:: RECORDS PROVIDED ::
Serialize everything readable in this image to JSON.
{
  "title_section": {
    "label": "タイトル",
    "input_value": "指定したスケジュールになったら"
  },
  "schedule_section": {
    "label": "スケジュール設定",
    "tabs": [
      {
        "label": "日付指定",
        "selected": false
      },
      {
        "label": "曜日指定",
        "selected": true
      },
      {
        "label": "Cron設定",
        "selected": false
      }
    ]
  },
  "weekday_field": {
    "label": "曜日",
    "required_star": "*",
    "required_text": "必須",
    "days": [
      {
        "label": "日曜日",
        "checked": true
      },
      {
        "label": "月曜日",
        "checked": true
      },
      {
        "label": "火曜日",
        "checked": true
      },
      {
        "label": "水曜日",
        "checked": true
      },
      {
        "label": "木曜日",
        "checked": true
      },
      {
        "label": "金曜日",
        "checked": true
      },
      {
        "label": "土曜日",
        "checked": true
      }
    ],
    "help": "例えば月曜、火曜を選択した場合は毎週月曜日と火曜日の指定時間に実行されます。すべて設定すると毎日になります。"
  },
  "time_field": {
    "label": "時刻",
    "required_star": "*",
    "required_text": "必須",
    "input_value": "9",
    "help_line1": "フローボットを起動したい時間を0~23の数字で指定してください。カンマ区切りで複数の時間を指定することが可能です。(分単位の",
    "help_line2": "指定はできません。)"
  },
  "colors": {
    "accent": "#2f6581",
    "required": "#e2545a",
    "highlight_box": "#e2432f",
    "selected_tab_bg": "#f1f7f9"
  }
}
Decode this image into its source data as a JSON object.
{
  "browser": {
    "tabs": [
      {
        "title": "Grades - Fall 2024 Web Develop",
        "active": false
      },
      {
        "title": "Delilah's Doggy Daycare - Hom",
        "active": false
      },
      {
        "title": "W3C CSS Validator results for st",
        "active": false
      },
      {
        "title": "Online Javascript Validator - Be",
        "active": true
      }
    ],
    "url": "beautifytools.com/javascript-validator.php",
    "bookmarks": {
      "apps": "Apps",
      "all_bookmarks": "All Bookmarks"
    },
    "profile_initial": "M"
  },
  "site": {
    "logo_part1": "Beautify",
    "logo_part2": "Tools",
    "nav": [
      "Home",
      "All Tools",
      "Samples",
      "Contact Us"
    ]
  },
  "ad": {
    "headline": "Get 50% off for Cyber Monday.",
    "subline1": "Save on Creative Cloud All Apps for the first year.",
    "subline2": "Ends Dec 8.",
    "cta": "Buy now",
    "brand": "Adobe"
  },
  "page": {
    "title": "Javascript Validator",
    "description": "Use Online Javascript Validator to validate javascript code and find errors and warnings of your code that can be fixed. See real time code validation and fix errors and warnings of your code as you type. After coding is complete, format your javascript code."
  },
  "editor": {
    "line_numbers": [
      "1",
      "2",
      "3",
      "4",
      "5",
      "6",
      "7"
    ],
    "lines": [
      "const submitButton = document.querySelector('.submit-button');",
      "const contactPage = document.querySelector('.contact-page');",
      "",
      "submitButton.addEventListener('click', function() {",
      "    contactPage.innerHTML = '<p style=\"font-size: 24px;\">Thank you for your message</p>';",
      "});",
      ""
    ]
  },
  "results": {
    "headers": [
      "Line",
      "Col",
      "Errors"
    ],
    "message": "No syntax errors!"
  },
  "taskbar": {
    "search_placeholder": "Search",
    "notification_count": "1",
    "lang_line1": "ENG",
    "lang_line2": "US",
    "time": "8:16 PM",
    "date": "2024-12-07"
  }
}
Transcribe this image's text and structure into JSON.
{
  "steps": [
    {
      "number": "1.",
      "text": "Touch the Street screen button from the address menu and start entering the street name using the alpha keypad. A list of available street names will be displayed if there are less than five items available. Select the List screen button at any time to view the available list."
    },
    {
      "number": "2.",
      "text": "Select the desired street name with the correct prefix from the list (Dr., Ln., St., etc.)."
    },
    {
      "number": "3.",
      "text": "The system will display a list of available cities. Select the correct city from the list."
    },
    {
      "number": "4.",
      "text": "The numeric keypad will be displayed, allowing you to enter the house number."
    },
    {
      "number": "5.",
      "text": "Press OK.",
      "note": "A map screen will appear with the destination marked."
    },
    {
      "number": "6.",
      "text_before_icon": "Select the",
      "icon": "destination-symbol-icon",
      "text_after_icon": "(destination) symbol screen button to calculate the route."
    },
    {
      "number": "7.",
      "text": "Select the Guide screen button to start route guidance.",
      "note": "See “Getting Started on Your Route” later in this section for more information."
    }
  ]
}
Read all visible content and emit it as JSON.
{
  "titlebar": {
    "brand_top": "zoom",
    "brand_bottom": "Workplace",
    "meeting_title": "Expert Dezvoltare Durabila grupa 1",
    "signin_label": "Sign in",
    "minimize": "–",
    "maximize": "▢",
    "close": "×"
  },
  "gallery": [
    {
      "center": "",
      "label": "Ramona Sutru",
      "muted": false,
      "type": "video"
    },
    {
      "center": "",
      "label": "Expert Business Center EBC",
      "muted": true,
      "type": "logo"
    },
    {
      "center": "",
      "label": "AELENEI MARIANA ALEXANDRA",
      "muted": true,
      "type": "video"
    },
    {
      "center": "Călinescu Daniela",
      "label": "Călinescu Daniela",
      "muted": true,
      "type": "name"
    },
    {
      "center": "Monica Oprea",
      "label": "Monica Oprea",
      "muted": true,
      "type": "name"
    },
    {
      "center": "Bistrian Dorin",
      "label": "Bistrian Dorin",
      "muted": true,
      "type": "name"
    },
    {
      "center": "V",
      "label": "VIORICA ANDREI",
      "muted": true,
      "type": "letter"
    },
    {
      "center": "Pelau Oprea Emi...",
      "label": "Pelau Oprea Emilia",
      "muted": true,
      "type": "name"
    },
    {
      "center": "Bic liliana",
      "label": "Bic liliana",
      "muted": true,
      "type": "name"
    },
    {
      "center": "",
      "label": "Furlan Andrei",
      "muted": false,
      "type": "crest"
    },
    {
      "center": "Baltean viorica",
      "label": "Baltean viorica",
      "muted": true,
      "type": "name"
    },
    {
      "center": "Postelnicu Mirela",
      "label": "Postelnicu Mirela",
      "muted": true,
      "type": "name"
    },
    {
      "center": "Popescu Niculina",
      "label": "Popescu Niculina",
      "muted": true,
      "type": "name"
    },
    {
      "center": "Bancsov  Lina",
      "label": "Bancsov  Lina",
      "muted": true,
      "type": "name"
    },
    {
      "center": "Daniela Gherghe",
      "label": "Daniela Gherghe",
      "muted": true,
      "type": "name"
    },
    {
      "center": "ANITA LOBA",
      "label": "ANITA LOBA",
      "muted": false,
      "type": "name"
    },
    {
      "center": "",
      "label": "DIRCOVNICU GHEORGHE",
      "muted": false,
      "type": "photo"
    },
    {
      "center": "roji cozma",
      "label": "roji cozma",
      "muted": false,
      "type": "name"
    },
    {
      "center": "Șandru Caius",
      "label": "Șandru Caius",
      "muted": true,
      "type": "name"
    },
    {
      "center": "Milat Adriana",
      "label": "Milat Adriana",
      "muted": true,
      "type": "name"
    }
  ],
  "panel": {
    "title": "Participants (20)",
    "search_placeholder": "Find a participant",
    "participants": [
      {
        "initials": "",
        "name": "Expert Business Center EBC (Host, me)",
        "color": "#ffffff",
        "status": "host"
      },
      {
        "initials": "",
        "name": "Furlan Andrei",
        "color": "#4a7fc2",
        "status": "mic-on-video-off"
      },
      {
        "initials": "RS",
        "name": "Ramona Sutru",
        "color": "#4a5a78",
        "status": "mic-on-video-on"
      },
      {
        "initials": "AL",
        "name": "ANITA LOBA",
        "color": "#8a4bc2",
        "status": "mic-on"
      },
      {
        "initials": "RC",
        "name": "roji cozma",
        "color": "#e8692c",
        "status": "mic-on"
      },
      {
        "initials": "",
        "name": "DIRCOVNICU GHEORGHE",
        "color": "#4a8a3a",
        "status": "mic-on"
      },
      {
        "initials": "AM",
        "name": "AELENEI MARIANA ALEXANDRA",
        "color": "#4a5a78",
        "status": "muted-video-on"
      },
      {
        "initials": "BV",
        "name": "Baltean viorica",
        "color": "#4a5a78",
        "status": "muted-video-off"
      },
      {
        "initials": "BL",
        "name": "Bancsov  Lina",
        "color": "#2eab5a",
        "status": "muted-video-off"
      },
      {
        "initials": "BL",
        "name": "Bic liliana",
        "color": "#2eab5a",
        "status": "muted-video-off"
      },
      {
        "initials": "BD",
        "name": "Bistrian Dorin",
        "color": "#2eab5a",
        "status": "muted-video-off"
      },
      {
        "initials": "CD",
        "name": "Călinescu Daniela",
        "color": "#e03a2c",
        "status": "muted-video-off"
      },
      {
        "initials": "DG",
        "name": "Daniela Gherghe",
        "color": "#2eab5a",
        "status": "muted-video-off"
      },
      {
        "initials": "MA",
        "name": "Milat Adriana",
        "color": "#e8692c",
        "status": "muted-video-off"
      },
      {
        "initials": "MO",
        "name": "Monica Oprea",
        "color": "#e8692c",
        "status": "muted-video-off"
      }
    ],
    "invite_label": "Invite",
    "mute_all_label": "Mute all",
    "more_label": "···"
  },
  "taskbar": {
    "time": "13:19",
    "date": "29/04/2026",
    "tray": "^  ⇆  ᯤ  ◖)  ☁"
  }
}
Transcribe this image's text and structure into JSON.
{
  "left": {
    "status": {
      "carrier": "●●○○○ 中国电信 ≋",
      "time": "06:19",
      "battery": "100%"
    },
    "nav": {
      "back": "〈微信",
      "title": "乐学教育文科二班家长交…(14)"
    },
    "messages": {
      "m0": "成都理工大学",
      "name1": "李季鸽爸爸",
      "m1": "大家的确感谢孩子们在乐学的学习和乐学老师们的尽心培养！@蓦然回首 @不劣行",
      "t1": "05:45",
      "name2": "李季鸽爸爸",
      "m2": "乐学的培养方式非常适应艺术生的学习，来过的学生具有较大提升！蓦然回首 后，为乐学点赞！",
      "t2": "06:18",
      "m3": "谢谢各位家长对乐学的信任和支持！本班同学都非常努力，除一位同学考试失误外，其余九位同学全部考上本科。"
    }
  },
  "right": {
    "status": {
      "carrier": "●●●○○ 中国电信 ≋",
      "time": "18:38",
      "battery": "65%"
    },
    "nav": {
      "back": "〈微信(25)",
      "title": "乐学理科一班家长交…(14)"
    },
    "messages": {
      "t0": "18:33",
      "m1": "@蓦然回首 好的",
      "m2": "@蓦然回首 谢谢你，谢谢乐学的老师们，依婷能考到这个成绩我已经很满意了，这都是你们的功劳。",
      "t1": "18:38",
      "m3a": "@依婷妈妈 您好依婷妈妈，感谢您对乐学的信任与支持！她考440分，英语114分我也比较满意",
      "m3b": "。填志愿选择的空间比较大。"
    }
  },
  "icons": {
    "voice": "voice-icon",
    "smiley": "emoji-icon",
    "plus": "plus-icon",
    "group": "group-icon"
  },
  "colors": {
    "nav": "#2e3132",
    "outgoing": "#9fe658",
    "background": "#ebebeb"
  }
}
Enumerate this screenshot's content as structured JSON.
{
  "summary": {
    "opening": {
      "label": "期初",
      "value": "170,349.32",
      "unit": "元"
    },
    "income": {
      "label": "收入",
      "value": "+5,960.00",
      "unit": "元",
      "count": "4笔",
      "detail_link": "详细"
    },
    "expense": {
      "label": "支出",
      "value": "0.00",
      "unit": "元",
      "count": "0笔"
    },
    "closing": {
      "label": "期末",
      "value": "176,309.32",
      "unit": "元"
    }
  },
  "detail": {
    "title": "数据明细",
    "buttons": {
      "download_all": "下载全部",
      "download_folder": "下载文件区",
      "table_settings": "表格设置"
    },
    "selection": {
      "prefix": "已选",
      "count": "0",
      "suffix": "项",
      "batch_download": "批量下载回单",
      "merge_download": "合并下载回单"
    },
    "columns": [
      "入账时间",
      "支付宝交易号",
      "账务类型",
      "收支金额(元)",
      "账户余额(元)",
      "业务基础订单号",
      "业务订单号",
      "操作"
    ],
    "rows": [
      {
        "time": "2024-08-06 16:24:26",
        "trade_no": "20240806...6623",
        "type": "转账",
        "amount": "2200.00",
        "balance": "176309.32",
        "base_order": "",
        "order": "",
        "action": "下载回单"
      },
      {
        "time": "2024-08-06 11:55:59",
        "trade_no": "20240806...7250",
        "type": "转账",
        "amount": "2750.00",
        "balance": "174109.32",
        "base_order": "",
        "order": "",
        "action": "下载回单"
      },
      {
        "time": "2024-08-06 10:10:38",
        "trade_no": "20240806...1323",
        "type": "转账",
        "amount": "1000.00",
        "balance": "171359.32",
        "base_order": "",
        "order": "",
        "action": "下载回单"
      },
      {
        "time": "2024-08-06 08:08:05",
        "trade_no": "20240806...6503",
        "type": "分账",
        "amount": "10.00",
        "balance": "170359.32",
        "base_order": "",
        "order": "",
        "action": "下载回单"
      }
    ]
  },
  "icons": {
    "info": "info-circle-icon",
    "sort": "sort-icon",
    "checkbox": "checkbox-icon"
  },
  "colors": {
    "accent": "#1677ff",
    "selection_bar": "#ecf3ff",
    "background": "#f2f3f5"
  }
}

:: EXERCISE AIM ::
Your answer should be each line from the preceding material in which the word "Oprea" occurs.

:: RESPONSE AREA ::
      "center": "Monica Oprea",
      "label": "Monica Oprea",
      "center": "Pelau Oprea Emi...",
      "label": "Pelau Oprea Emilia",
        "name": "Monica Oprea",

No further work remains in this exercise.